Mathematical conversations are a technique that I learned over a year ago, but never put it into practice. This year I am going to give it a go and I am hoping that it helps some students solidify vocabulary and procedures.
The technique is pretty simple. The teacher writes a script that the students will read in partners or triads. The students then put on their best acting abilities and read the script with each other. The script should be read through at least twice and students should change roles. The script does not have to be long, but should be focusing on key vocabulary, procedures, or concepts that students aren't understanding.
After students are comfortable with the way a mathematical conversation should be in the class, they can try their hand at writing their own for the class to read or acted out by the authors. It is a great way to get writing happening in the math classroom! Student written or teacher written scripts could make a possible activity for a station. Several scripts as stations could be a review activity as well.
My first attempt at trying to write a mathematical conversation is below this paragraph. I picked the topic of subtracting integers because it is reviewed in the text and I know that this was hard for the kiddos last year. As Algebra students,
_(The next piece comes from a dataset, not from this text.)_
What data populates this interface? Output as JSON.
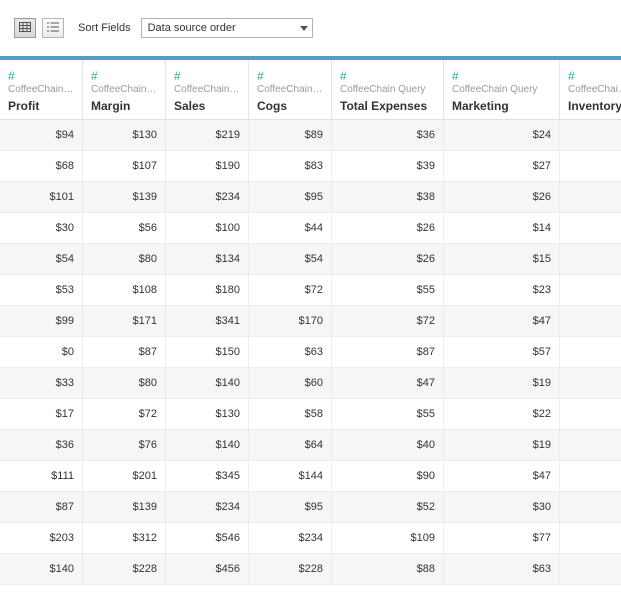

they have to be comfortable with the subtracting integers. My conversation is longer than what it should be. In reality, it should be less than a page. I just wanted to try and bring in some conceptual understanding too. I am also debating if I should go with the traditional rule of "add the opposite" or stick with the "keep, change, change" rule that I went with last year. For consistency, "keep, change, change" really is the better choice. If the conversation would be useful to you, you are welcome to it.